[Dataset rows for apps and sites]
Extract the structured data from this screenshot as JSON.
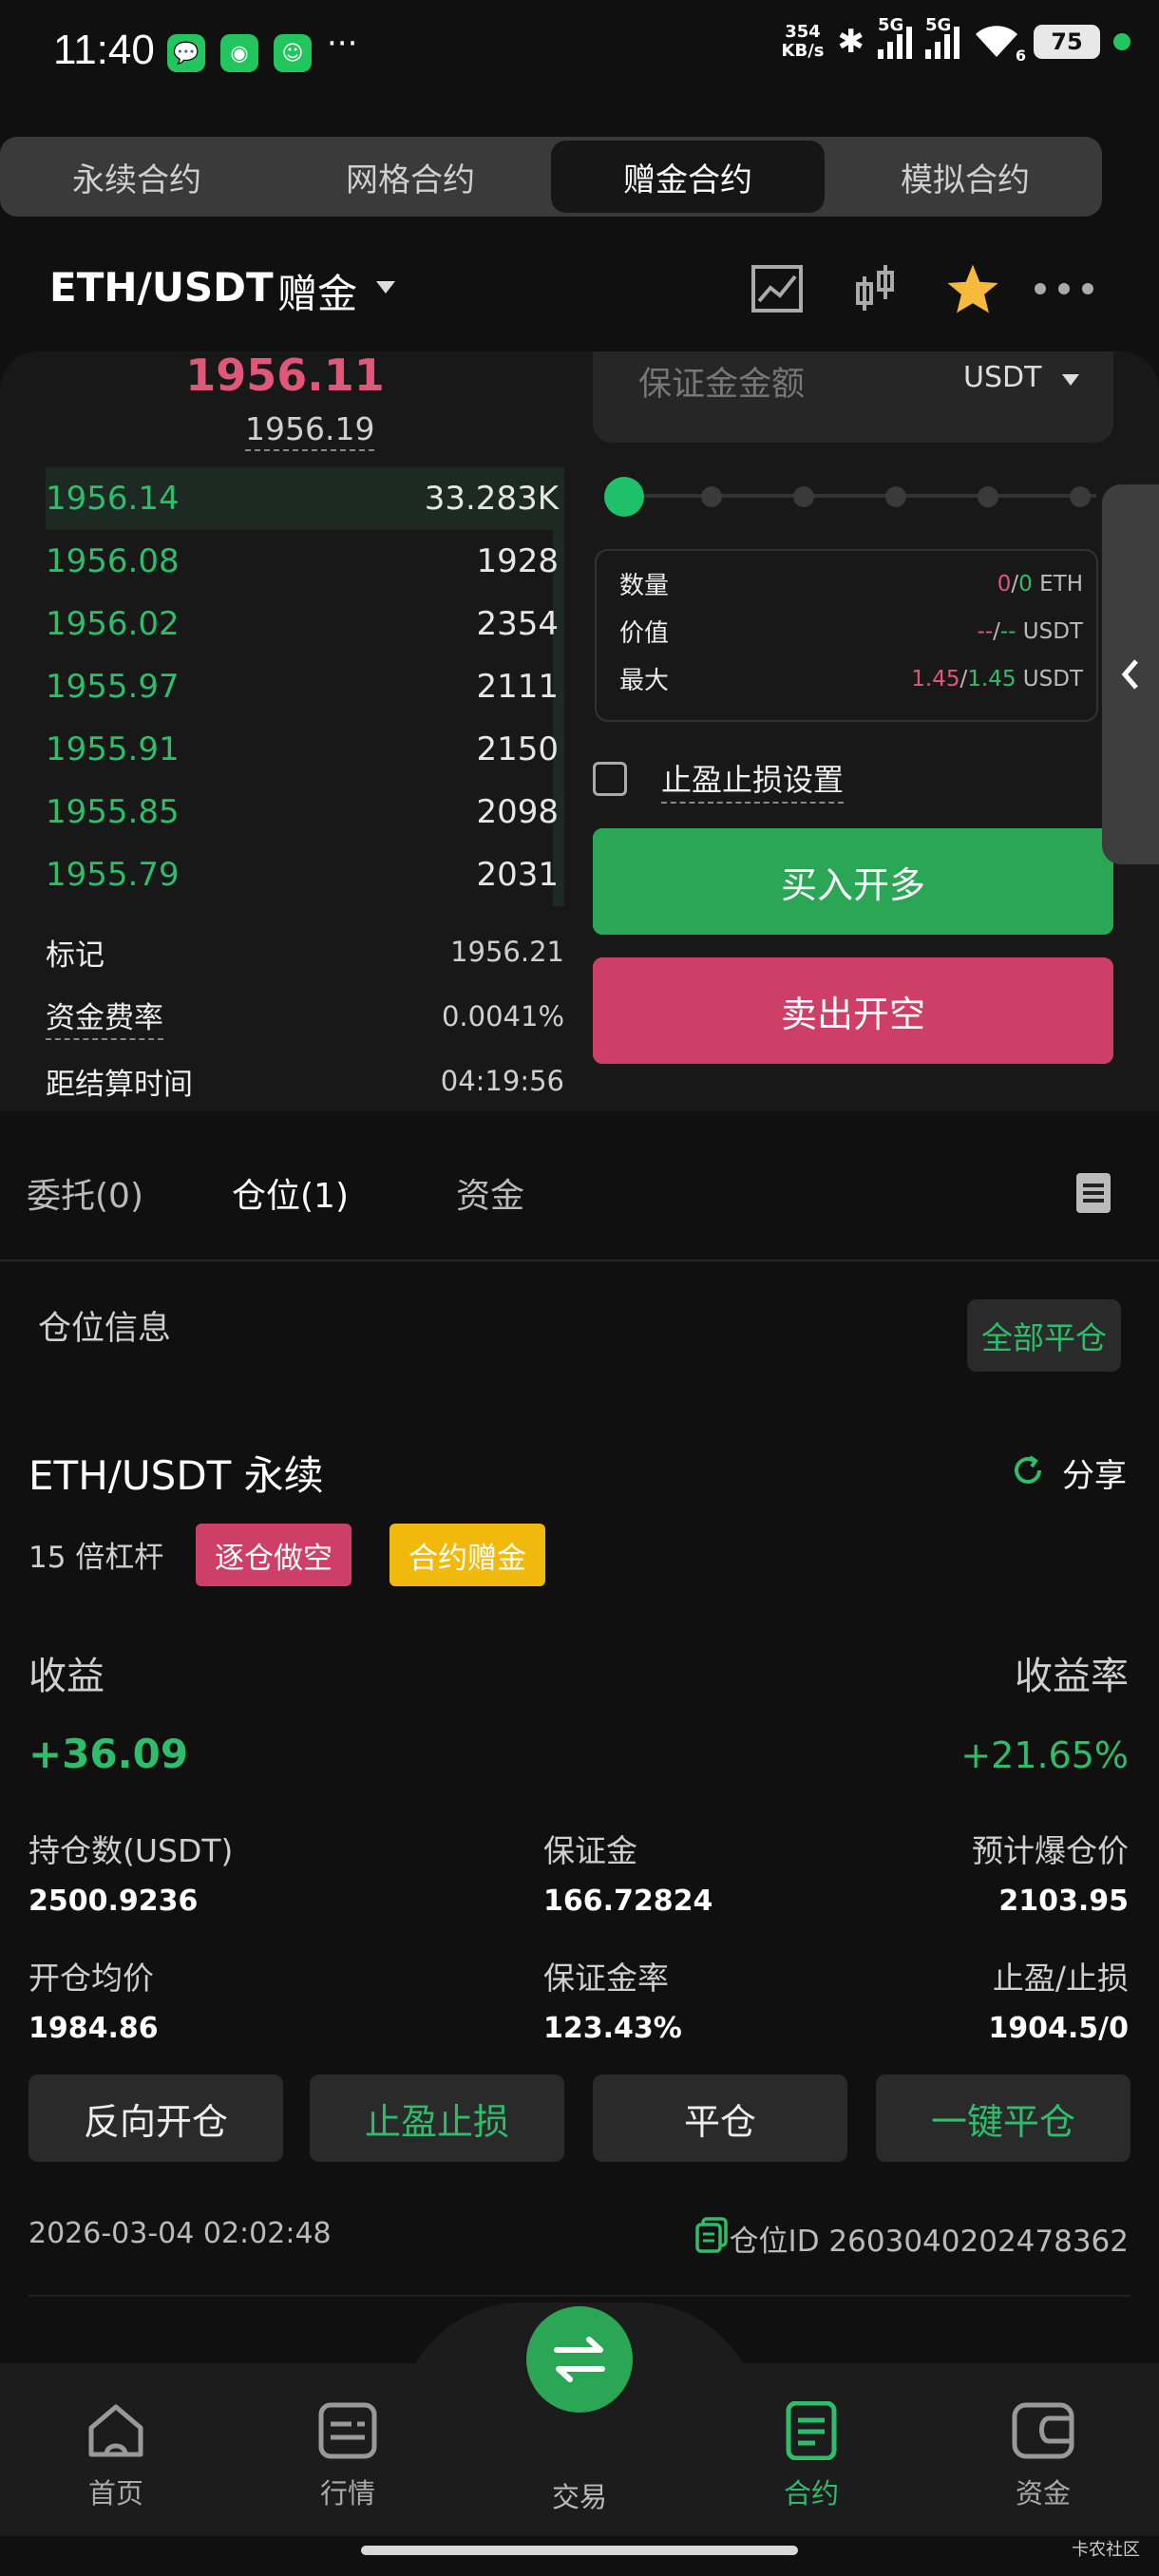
{
  "status_bar": {
    "time": "11:40",
    "net_speed_value": "354",
    "net_speed_unit": "KB/s",
    "network": "5G",
    "network2": "5G",
    "wifi_badge": "6",
    "battery": "75",
    "overflow": "···"
  },
  "tabs": [
    "永续合约",
    "网格合约",
    "赠金合约",
    "模拟合约"
  ],
  "active_tab": 2,
  "header": {
    "pair": "ETH/USDT",
    "mode": "赠金"
  },
  "orderbook": {
    "last_price": "1956.11",
    "mark_price": "1956.19",
    "bids": [
      {
        "price": "1956.14",
        "qty": "33.283K"
      },
      {
        "price": "1956.08",
        "qty": "1928"
      },
      {
        "price": "1956.02",
        "qty": "2354"
      },
      {
        "price": "1955.97",
        "qty": "2111"
      },
      {
        "price": "1955.91",
        "qty": "2150"
      },
      {
        "price": "1955.85",
        "qty": "2098"
      },
      {
        "price": "1955.79",
        "qty": "2031"
      }
    ],
    "mark_label": "标记",
    "mark_value": "1956.21",
    "funding_label": "资金费率",
    "funding_value": "0.0041%",
    "settle_label": "距结算时间",
    "settle_value": "04:19:56"
  },
  "order_form": {
    "amount_placeholder": "保证金金额",
    "amount_unit": "USDT",
    "qty_label": "数量",
    "qty_a": "0",
    "qty_sep": "/",
    "qty_b": "0",
    "qty_unit": "ETH",
    "value_label": "价值",
    "value_a": "--",
    "value_sep": "/",
    "value_b": "--",
    "value_unit": "USDT",
    "max_label": "最大",
    "max_a": "1.45",
    "max_sep": "/",
    "max_b": "1.45",
    "max_unit": "USDT",
    "tpsl_label": "止盈止损设置",
    "buy_label": "买入开多",
    "sell_label": "卖出开空"
  },
  "position_tabs": {
    "orders": "委托(0)",
    "positions": "仓位(1)",
    "funds": "资金"
  },
  "position": {
    "section_title": "仓位信息",
    "close_all": "全部平仓",
    "symbol": "ETH/USDT 永续",
    "share": "分享",
    "leverage": "15 倍杠杆",
    "badge_side": "逐仓做空",
    "badge_bonus": "合约赠金",
    "pnl_label": "收益",
    "pnl_value": "+36.09",
    "roe_label": "收益率",
    "roe_value": "+21.65%",
    "size_label": "持仓数(USDT)",
    "size_value": "2500.9236",
    "margin_label": "保证金",
    "margin_value": "166.72824",
    "liq_label": "预计爆仓价",
    "liq_value": "2103.95",
    "entry_label": "开仓均价",
    "entry_value": "1984.86",
    "margin_ratio_label": "保证金率",
    "margin_ratio_value": "123.43%",
    "tpsl_label": "止盈/止损",
    "tpsl_value": "1904.5/0",
    "actions": [
      "反向开仓",
      "止盈止损",
      "平仓",
      "一键平仓"
    ],
    "timestamp": "2026-03-04 02:02:48",
    "position_id": "仓位ID 2603040202478362"
  },
  "bottom_nav": [
    "首页",
    "行情",
    "交易",
    "合约",
    "资金"
  ],
  "active_nav": 3,
  "watermark": "卡农社区",
  "colors": {
    "green": "#2ebd6b",
    "red": "#cd3f66",
    "pink_text": "#e0577a",
    "yellow": "#f0b90b"
  }
}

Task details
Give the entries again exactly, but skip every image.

Written reply
Extract the structured data from this screenshot as JSON.
{
  "status_bar": {
    "time": "11:40",
    "net_speed_value": "354",
    "net_speed_unit": "KB/s",
    "network": "5G",
    "network2": "5G",
    "wifi_badge": "6",
    "battery": "75",
    "overflow": "···"
  },
  "tabs": [
    "永续合约",
    "网格合约",
    "赠金合约",
    "模拟合约"
  ],
  "active_tab": 2,
  "header": {
    "pair": "ETH/USDT",
    "mode": "赠金"
  },
  "orderbook": {
    "last_price": "1956.11",
    "mark_price": "1956.19",
    "bids": [
      {
        "price": "1956.14",
        "qty": "33.283K"
      },
      {
        "price": "1956.08",
        "qty": "1928"
      },
      {
        "price": "1956.02",
        "qty": "2354"
      },
      {
        "price": "1955.97",
        "qty": "2111"
      },
      {
        "price": "1955.91",
        "qty": "2150"
      },
      {
        "price": "1955.85",
        "qty": "2098"
      },
      {
        "price": "1955.79",
        "qty": "2031"
      }
    ],
    "mark_label": "标记",
    "mark_value": "1956.21",
    "funding_label": "资金费率",
    "funding_value": "0.0041%",
    "settle_label": "距结算时间",
    "settle_value": "04:19:56"
  },
  "order_form": {
    "amount_placeholder": "保证金金额",
    "amount_unit": "USDT",
    "qty_label": "数量",
    "qty_a": "0",
    "qty_sep": "/",
    "qty_b": "0",
    "qty_unit": "ETH",
    "value_label": "价值",
    "value_a": "--",
    "value_sep": "/",
    "value_b": "--",
    "value_unit": "USDT",
    "max_label": "最大",
    "max_a": "1.45",
    "max_sep": "/",
    "max_b": "1.45",
    "max_unit": "USDT",
    "tpsl_label": "止盈止损设置",
    "buy_label": "买入开多",
    "sell_label": "卖出开空"
  },
  "position_tabs": {
    "orders": "委托(0)",
    "positions": "仓位(1)",
    "funds": "资金"
  },
  "position": {
    "section_title": "仓位信息",
    "close_all": "全部平仓",
    "symbol": "ETH/USDT 永续",
    "share": "分享",
    "leverage": "15 倍杠杆",
    "badge_side": "逐仓做空",
    "badge_bonus": "合约赠金",
    "pnl_label": "收益",
    "pnl_value": "+36.09",
    "roe_label": "收益率",
    "roe_value": "+21.65%",
    "size_label": "持仓数(USDT)",
    "size_value": "2500.9236",
    "margin_label": "保证金",
    "margin_value": "166.72824",
    "liq_label": "预计爆仓价",
    "liq_value": "2103.95",
    "entry_label": "开仓均价",
    "entry_value": "1984.86",
    "margin_ratio_label": "保证金率",
    "margin_ratio_value": "123.43%",
    "tpsl_label": "止盈/止损",
    "tpsl_value": "1904.5/0",
    "actions": [
      "反向开仓",
      "止盈止损",
      "平仓",
      "一键平仓"
    ],
    "timestamp": "2026-03-04 02:02:48",
    "position_id": "仓位ID 2603040202478362"
  },
  "bottom_nav": [
    "首页",
    "行情",
    "交易",
    "合约",
    "资金"
  ],
  "active_nav": 3,
  "watermark": "卡农社区",
  "colors": {
    "green": "#2ebd6b",
    "red": "#cd3f66",
    "pink_text": "#e0577a",
    "yellow": "#f0b90b"
  }
}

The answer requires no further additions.